■ **What you have to do**: Below are records that should be duplicated exactly, with no image retained.

Element data from apps and pages:
○ ○ ○

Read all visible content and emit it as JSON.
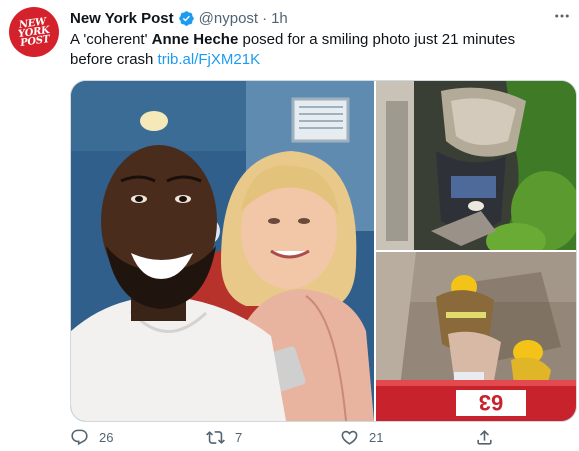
{
  "account": {
    "name": "New York Post",
    "handle": "@nypost",
    "separator": "·",
    "time": "1h",
    "avatar_text": "NEW\nYORK\nPOST",
    "brand_color": "#d4212b",
    "verified_color": "#1d9bf0"
  },
  "tweet": {
    "text_part1": "A 'coherent' ",
    "text_bold": "Anne Heche",
    "text_part2": " posed for a smiling photo just 21 minutes before crash ",
    "link": "trib.al/FjXM21K",
    "link_color": "#1d9bf0"
  },
  "media": {
    "photo3_truck_number": "63"
  },
  "actions": {
    "reply_count": "26",
    "retweet_count": "7",
    "like_count": "21"
  },
  "icons": [
    "verified-badge-icon",
    "more-options-icon",
    "reply-icon",
    "retweet-icon",
    "like-icon",
    "share-icon"
  ]
}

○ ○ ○

■ **Finished exercise**:
Read all visible content and emit it as JSON.
{
  "account": {
    "name": "New York Post",
    "handle": "@nypost",
    "separator": "·",
    "time": "1h",
    "avatar_text": "NEW\nYORK\nPOST",
    "brand_color": "#d4212b",
    "verified_color": "#1d9bf0"
  },
  "tweet": {
    "text_part1": "A 'coherent' ",
    "text_bold": "Anne Heche",
    "text_part2": " posed for a smiling photo just 21 minutes before crash ",
    "link": "trib.al/FjXM21K",
    "link_color": "#1d9bf0"
  },
  "media": {
    "photo3_truck_number": "63"
  },
  "actions": {
    "reply_count": "26",
    "retweet_count": "7",
    "like_count": "21"
  },
  "icons": [
    "verified-badge-icon",
    "more-options-icon",
    "reply-icon",
    "retweet-icon",
    "like-icon",
    "share-icon"
  ]
}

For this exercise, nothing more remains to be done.